# What you should do
Your answer should be the records again, unchanged in wording and free of images.

# Data shown
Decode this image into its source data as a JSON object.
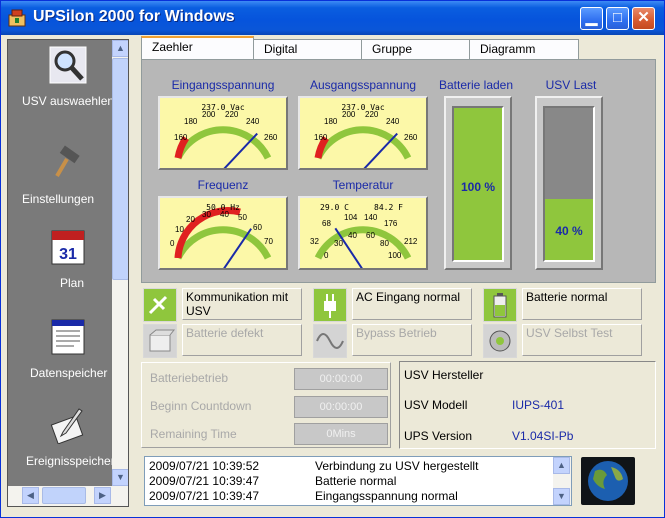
{
  "window": {
    "title": "UPSilon 2000 for Windows"
  },
  "sidebar": {
    "items": [
      {
        "label": "USV auswaehlen",
        "icon": "magnifier-icon"
      },
      {
        "label": "Einstellungen",
        "icon": "hammer-icon"
      },
      {
        "label": "Plan",
        "icon": "calendar-icon"
      },
      {
        "label": "Datenspeicher",
        "icon": "data-log-icon"
      },
      {
        "label": "Ereignisspeicher",
        "icon": "quill-icon"
      }
    ],
    "calendar_day": "31"
  },
  "tabs": [
    {
      "label": "Zaehler",
      "active": true
    },
    {
      "label": "Digital",
      "active": false
    },
    {
      "label": "Gruppe",
      "active": false
    },
    {
      "label": "Diagramm",
      "active": false
    }
  ],
  "gauges": {
    "input_voltage": {
      "label": "Eingangsspannung",
      "readout": "237.0 Vac",
      "ticks": [
        "160",
        "180",
        "200",
        "220",
        "240",
        "260"
      ],
      "value": 237.0,
      "min": 160,
      "max": 260
    },
    "output_voltage": {
      "label": "Ausgangsspannung",
      "readout": "237.0 Vac",
      "ticks": [
        "160",
        "180",
        "200",
        "220",
        "240",
        "260"
      ],
      "value": 237.0,
      "min": 160,
      "max": 260
    },
    "frequency": {
      "label": "Frequenz",
      "readout": "50.0 Hz",
      "ticks": [
        "0",
        "10",
        "20",
        "30",
        "40",
        "50",
        "60",
        "70"
      ],
      "value": 50.0,
      "min": 0,
      "max": 70
    },
    "temperature": {
      "label": "Temperatur",
      "readout_c": "29.0 C",
      "readout_f": "84.2 F",
      "ticks_f": [
        "32",
        "68",
        "104",
        "140",
        "176",
        "212"
      ],
      "ticks_c": [
        "0",
        "30",
        "40",
        "60",
        "80",
        "100"
      ],
      "value": 29.0,
      "min": 0,
      "max": 100
    }
  },
  "bars": {
    "battery_charge": {
      "label": "Batterie laden",
      "text": "100 %",
      "percent": 100
    },
    "ups_load": {
      "label": "USV Last",
      "text": "40 %",
      "percent": 40
    }
  },
  "status": {
    "communication": {
      "text": "Kommunikation mit USV",
      "active": true
    },
    "ac_input": {
      "text": "AC Eingang normal",
      "active": true
    },
    "battery_normal": {
      "text": "Batterie normal",
      "active": true
    },
    "battery_defect": {
      "text": "Batterie defekt",
      "active": false
    },
    "bypass": {
      "text": "Bypass Betrieb",
      "active": false
    },
    "self_test": {
      "text": "USV Selbst Test",
      "active": false
    }
  },
  "timers": [
    {
      "label": "Batteriebetrieb",
      "value": "00:00:00"
    },
    {
      "label": "Beginn Countdown",
      "value": "00:00:00"
    },
    {
      "label": "Remaining Time",
      "value": "0Mins"
    }
  ],
  "info": {
    "manufacturer_label": "USV Hersteller",
    "manufacturer_value": "",
    "model_label": "USV Modell",
    "model_value": "IUPS-401",
    "version_label": "UPS Version",
    "version_value": "V1.04SI-Pb"
  },
  "log": [
    {
      "time": "2009/07/21 10:39:52",
      "message": "Verbindung zu USV hergestellt"
    },
    {
      "time": "2009/07/21 10:39:47",
      "message": "Batterie normal"
    },
    {
      "time": "2009/07/21 10:39:47",
      "message": "Eingangsspannung normal"
    }
  ],
  "colors": {
    "accent_green": "#8fc63d",
    "label_blue": "#1a2aa8",
    "gauge_face": "#fcf8a8",
    "title_blue": "#0654dc"
  }
}
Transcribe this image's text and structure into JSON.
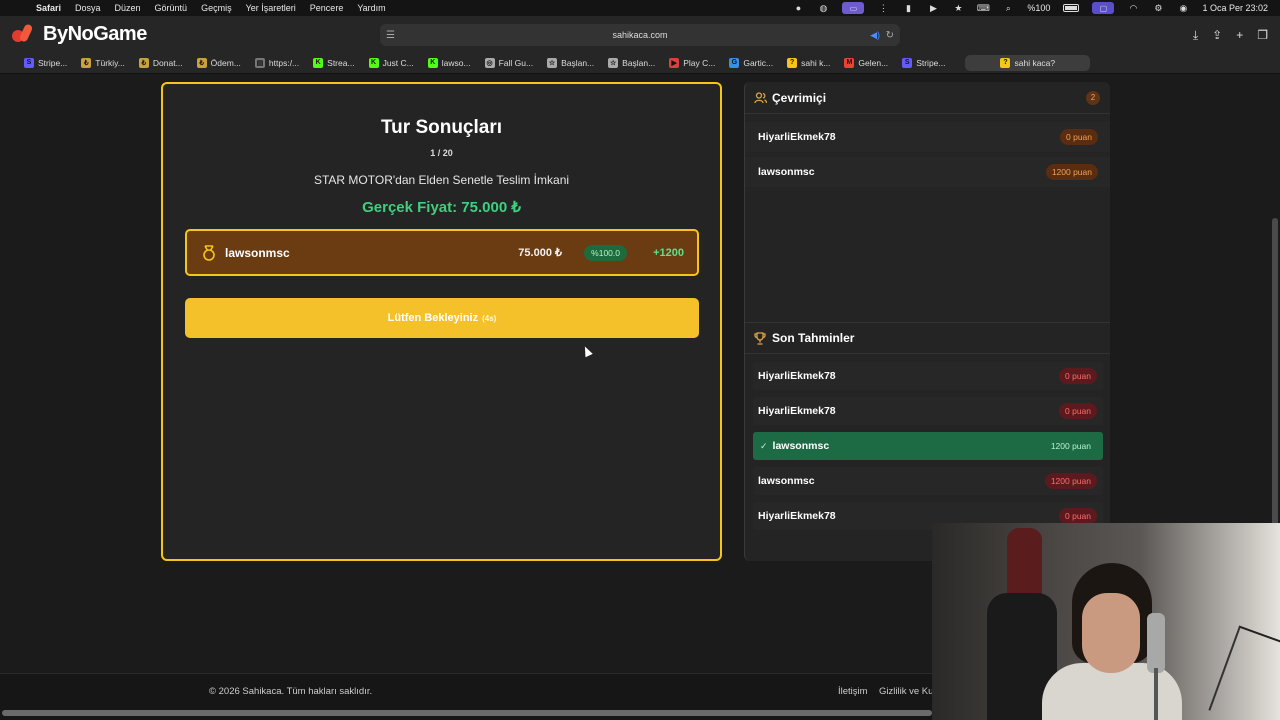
{
  "menubar": {
    "app": "Safari",
    "items": [
      "Dosya",
      "Düzen",
      "Görüntü",
      "Geçmiş",
      "Yer İşaretleri",
      "Pencere",
      "Yardım"
    ],
    "battery": "%100",
    "datetime": "1 Oca Per  23:02"
  },
  "browser": {
    "logo_text": "ByNoGame",
    "url": "sahikaca.com"
  },
  "bookmarks": [
    {
      "label": "Stripe...",
      "icon": "stripe-icon",
      "color": "#635bff",
      "glyph": "S"
    },
    {
      "label": "Türkiy...",
      "icon": "coin-icon",
      "color": "#c9a23a",
      "glyph": "₺"
    },
    {
      "label": "Donat...",
      "icon": "coin-icon",
      "color": "#c9a23a",
      "glyph": "₺"
    },
    {
      "label": "Ödem...",
      "icon": "coin-icon",
      "color": "#c9a23a",
      "glyph": "₺"
    },
    {
      "label": "https:/...",
      "icon": "page-icon",
      "color": "#777777",
      "glyph": "▤"
    },
    {
      "label": "Strea...",
      "icon": "kick-icon",
      "color": "#53fc18",
      "glyph": "K"
    },
    {
      "label": "Just C...",
      "icon": "kick-icon",
      "color": "#53fc18",
      "glyph": "K"
    },
    {
      "label": "lawso...",
      "icon": "kick-icon",
      "color": "#53fc18",
      "glyph": "K"
    },
    {
      "label": "Fall Gu...",
      "icon": "globe-icon",
      "color": "#aaaaaa",
      "glyph": "◎"
    },
    {
      "label": "Başlan...",
      "icon": "star-icon",
      "color": "#aaaaaa",
      "glyph": "☆"
    },
    {
      "label": "Başlan...",
      "icon": "star-icon",
      "color": "#aaaaaa",
      "glyph": "☆"
    },
    {
      "label": "Play C...",
      "icon": "play-icon",
      "color": "#d94141",
      "glyph": "▶"
    },
    {
      "label": "Gartic...",
      "icon": "gartic-icon",
      "color": "#3a8ee6",
      "glyph": "G"
    },
    {
      "label": "sahi k...",
      "icon": "question-icon",
      "color": "#f5c518",
      "glyph": "?"
    },
    {
      "label": "Gelen...",
      "icon": "gmail-icon",
      "color": "#ea4335",
      "glyph": "M"
    },
    {
      "label": "Stripe...",
      "icon": "stripe-icon",
      "color": "#635bff",
      "glyph": "S"
    },
    {
      "label": "sahi kaca?",
      "icon": "question-icon",
      "color": "#f5c518",
      "glyph": "?",
      "active": true
    }
  ],
  "round": {
    "title": "Tur Sonuçları",
    "counter": "1 / 20",
    "product": "STAR MOTOR'dan Elden Senetle Teslim İmkani",
    "real_price": "Gerçek Fiyat: 75.000 ₺"
  },
  "winner": {
    "name": "lawsonmsc",
    "guess": "75.000 ₺",
    "accuracy": "%100.0",
    "points": "+1200"
  },
  "wait_button": {
    "label": "Lütfen Bekleyiniz",
    "countdown": "(4s)"
  },
  "online": {
    "title": "Çevrimiçi",
    "count": "2",
    "users": [
      {
        "name": "HiyarliEkmek78",
        "score": "0 puan"
      },
      {
        "name": "lawsonmsc",
        "score": "1200 puan"
      }
    ]
  },
  "guesses": {
    "title": "Son Tahminler",
    "items": [
      {
        "name": "HiyarliEkmek78",
        "score": "0 puan",
        "correct": false
      },
      {
        "name": "HiyarliEkmek78",
        "score": "0 puan",
        "correct": false
      },
      {
        "name": "lawsonmsc",
        "score": "1200 puan",
        "correct": true
      },
      {
        "name": "lawsonmsc",
        "score": "1200 puan",
        "correct": false
      },
      {
        "name": "HiyarliEkmek78",
        "score": "0 puan",
        "correct": false
      }
    ]
  },
  "footer": {
    "copyright": "© 2026 Sahikaca. Tüm hakları saklıdır.",
    "links": [
      "İletişim",
      "Gizlilik ve Ku"
    ]
  },
  "colors": {
    "accent": "#f5c518",
    "success": "#3ecf7f",
    "winner_bg": "#6b3b11"
  }
}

# Task result
Decode this image into its source data as a JSON object.
{
  "window": {
    "title": "UPSilon 2000 for Windows"
  },
  "sidebar": {
    "items": [
      {
        "label": "USV auswaehlen",
        "icon": "magnifier-icon"
      },
      {
        "label": "Einstellungen",
        "icon": "hammer-icon"
      },
      {
        "label": "Plan",
        "icon": "calendar-icon"
      },
      {
        "label": "Datenspeicher",
        "icon": "data-log-icon"
      },
      {
        "label": "Ereignisspeicher",
        "icon": "quill-icon"
      }
    ],
    "calendar_day": "31"
  },
  "tabs": [
    {
      "label": "Zaehler",
      "active": true
    },
    {
      "label": "Digital",
      "active": false
    },
    {
      "label": "Gruppe",
      "active": false
    },
    {
      "label": "Diagramm",
      "active": false
    }
  ],
  "gauges": {
    "input_voltage": {
      "label": "Eingangsspannung",
      "readout": "237.0 Vac",
      "ticks": [
        "160",
        "180",
        "200",
        "220",
        "240",
        "260"
      ],
      "value": 237.0,
      "min": 160,
      "max": 260
    },
    "output_voltage": {
      "label": "Ausgangsspannung",
      "readout": "237.0 Vac",
      "ticks": [
        "160",
        "180",
        "200",
        "220",
        "240",
        "260"
      ],
      "value": 237.0,
      "min": 160,
      "max": 260
    },
    "frequency": {
      "label": "Frequenz",
      "readout": "50.0 Hz",
      "ticks": [
        "0",
        "10",
        "20",
        "30",
        "40",
        "50",
        "60",
        "70"
      ],
      "value": 50.0,
      "min": 0,
      "max": 70
    },
    "temperature": {
      "label": "Temperatur",
      "readout_c": "29.0 C",
      "readout_f": "84.2 F",
      "ticks_f": [
        "32",
        "68",
        "104",
        "140",
        "176",
        "212"
      ],
      "ticks_c": [
        "0",
        "30",
        "40",
        "60",
        "80",
        "100"
      ],
      "value": 29.0,
      "min": 0,
      "max": 100
    }
  },
  "bars": {
    "battery_charge": {
      "label": "Batterie laden",
      "text": "100 %",
      "percent": 100
    },
    "ups_load": {
      "label": "USV Last",
      "text": "40 %",
      "percent": 40
    }
  },
  "status": {
    "communication": {
      "text": "Kommunikation mit USV",
      "active": true
    },
    "ac_input": {
      "text": "AC Eingang normal",
      "active": true
    },
    "battery_normal": {
      "text": "Batterie normal",
      "active": true
    },
    "battery_defect": {
      "text": "Batterie defekt",
      "active": false
    },
    "bypass": {
      "text": "Bypass Betrieb",
      "active": false
    },
    "self_test": {
      "text": "USV Selbst Test",
      "active": false
    }
  },
  "timers": [
    {
      "label": "Batteriebetrieb",
      "value": "00:00:00"
    },
    {
      "label": "Beginn Countdown",
      "value": "00:00:00"
    },
    {
      "label": "Remaining Time",
      "value": "0Mins"
    }
  ],
  "info": {
    "manufacturer_label": "USV Hersteller",
    "manufacturer_value": "",
    "model_label": "USV Modell",
    "model_value": "IUPS-401",
    "version_label": "UPS Version",
    "version_value": "V1.04SI-Pb"
  },
  "log": [
    {
      "time": "2009/07/21 10:39:52",
      "message": "Verbindung zu USV hergestellt"
    },
    {
      "time": "2009/07/21 10:39:47",
      "message": "Batterie normal"
    },
    {
      "time": "2009/07/21 10:39:47",
      "message": "Eingangsspannung normal"
    }
  ],
  "colors": {
    "accent_green": "#8fc63d",
    "label_blue": "#1a2aa8",
    "gauge_face": "#fcf8a8",
    "title_blue": "#0654dc"
  }
}
Transcribe this image's text and structure into JSON.
{
  "menubar": {
    "app": "Safari",
    "items": [
      "Dosya",
      "Düzen",
      "Görüntü",
      "Geçmiş",
      "Yer İşaretleri",
      "Pencere",
      "Yardım"
    ],
    "battery": "%100",
    "datetime": "1 Oca Per  23:02"
  },
  "browser": {
    "logo_text": "ByNoGame",
    "url": "sahikaca.com"
  },
  "bookmarks": [
    {
      "label": "Stripe...",
      "icon": "stripe-icon",
      "color": "#635bff",
      "glyph": "S"
    },
    {
      "label": "Türkiy...",
      "icon": "coin-icon",
      "color": "#c9a23a",
      "glyph": "₺"
    },
    {
      "label": "Donat...",
      "icon": "coin-icon",
      "color": "#c9a23a",
      "glyph": "₺"
    },
    {
      "label": "Ödem...",
      "icon": "coin-icon",
      "color": "#c9a23a",
      "glyph": "₺"
    },
    {
      "label": "https:/...",
      "icon": "page-icon",
      "color": "#777777",
      "glyph": "▤"
    },
    {
      "label": "Strea...",
      "icon": "kick-icon",
      "color": "#53fc18",
      "glyph": "K"
    },
    {
      "label": "Just C...",
      "icon": "kick-icon",
      "color": "#53fc18",
      "glyph": "K"
    },
    {
      "label": "lawso...",
      "icon": "kick-icon",
      "color": "#53fc18",
      "glyph": "K"
    },
    {
      "label": "Fall Gu...",
      "icon": "globe-icon",
      "color": "#aaaaaa",
      "glyph": "◎"
    },
    {
      "label": "Başlan...",
      "icon": "star-icon",
      "color": "#aaaaaa",
      "glyph": "☆"
    },
    {
      "label": "Başlan...",
      "icon": "star-icon",
      "color": "#aaaaaa",
      "glyph": "☆"
    },
    {
      "label": "Play C...",
      "icon": "play-icon",
      "color": "#d94141",
      "glyph": "▶"
    },
    {
      "label": "Gartic...",
      "icon": "gartic-icon",
      "color": "#3a8ee6",
      "glyph": "G"
    },
    {
      "label": "sahi k...",
      "icon": "question-icon",
      "color": "#f5c518",
      "glyph": "?"
    },
    {
      "label": "Gelen...",
      "icon": "gmail-icon",
      "color": "#ea4335",
      "glyph": "M"
    },
    {
      "label": "Stripe...",
      "icon": "stripe-icon",
      "color": "#635bff",
      "glyph": "S"
    },
    {
      "label": "sahi kaca?",
      "icon": "question-icon",
      "color": "#f5c518",
      "glyph": "?",
      "active": true
    }
  ],
  "round": {
    "title": "Tur Sonuçları",
    "counter": "1 / 20",
    "product": "STAR MOTOR'dan Elden Senetle Teslim İmkani",
    "real_price": "Gerçek Fiyat: 75.000 ₺"
  },
  "winner": {
    "name": "lawsonmsc",
    "guess": "75.000 ₺",
    "accuracy": "%100.0",
    "points": "+1200"
  },
  "wait_button": {
    "label": "Lütfen Bekleyiniz",
    "countdown": "(4s)"
  },
  "online": {
    "title": "Çevrimiçi",
    "count": "2",
    "users": [
      {
        "name": "HiyarliEkmek78",
        "score": "0 puan"
      },
      {
        "name": "lawsonmsc",
        "score": "1200 puan"
      }
    ]
  },
  "guesses": {
    "title": "Son Tahminler",
    "items": [
      {
        "name": "HiyarliEkmek78",
        "score": "0 puan",
        "correct": false
      },
      {
        "name": "HiyarliEkmek78",
        "score": "0 puan",
        "correct": false
      },
      {
        "name": "lawsonmsc",
        "score": "1200 puan",
        "correct": true
      },
      {
        "name": "lawsonmsc",
        "score": "1200 puan",
        "correct": false
      },
      {
        "name": "HiyarliEkmek78",
        "score": "0 puan",
        "correct": false
      }
    ]
  },
  "footer": {
    "copyright": "© 2026 Sahikaca. Tüm hakları saklıdır.",
    "links": [
      "İletişim",
      "Gizlilik ve Ku"
    ]
  },
  "colors": {
    "accent": "#f5c518",
    "success": "#3ecf7f",
    "winner_bg": "#6b3b11"
  }
}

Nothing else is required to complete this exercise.